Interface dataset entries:

= Beginning of Section =

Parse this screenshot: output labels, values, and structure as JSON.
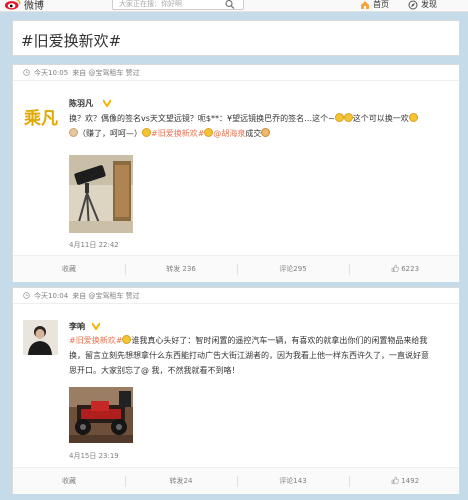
{
  "topbar": {
    "logo_text": "微博",
    "search_placeholder": "大家正在搜：你好啊",
    "nav": [
      {
        "label": "首页",
        "icon": "home-icon"
      },
      {
        "label": "发现",
        "icon": "discover-icon"
      }
    ]
  },
  "topic": {
    "title": "#旧爱换新欢#"
  },
  "posts": [
    {
      "time": "今天10:05",
      "source": "来自 @宝驾租车 赞过",
      "user": "陈羽凡",
      "text_line1": "换？欢？偶像的签名vs天文望远镜？呃$**：¥望远镜换巴乔的签名…这个~",
      "text_line1_tail": "这个可以换一欢",
      "text_line2_a": "（赚了，呵呵—）",
      "text_line2_tag": "#旧爱换新欢#",
      "text_line2_at": "@胡海泉",
      "text_line2_end": "成交",
      "date": "4月11日 22:42",
      "actions": {
        "fav": "收藏",
        "repost": "转发 236",
        "comment": "评论295",
        "like": "6223"
      }
    },
    {
      "time": "今天10:04",
      "source": "来自 @宝驾租车 赞过",
      "user": "李响",
      "text_tag": "#旧爱换新欢#",
      "text_line1": "谁我真心头好了：智时闲置的遥控汽车一辆，有喜欢的就拿出你们的闲置物品来给我",
      "text_line2": "换，留言立刻先想想拿什么东西能打动广告大街江湖者的，因为我看上他一样东西许久了，一直说好意",
      "text_line3": "思开口。大家别忘了@ 我，不然我就看不到咯！",
      "date": "4月15日 23:19",
      "actions": {
        "fav": "收藏",
        "repost": "转发24",
        "comment": "评论143",
        "like": "1492"
      }
    }
  ],
  "colors": {
    "accent": "#eb7350",
    "background": "#c6dbe9"
  }
}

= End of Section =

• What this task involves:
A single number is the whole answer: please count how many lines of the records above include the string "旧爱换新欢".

• Problem solution:
3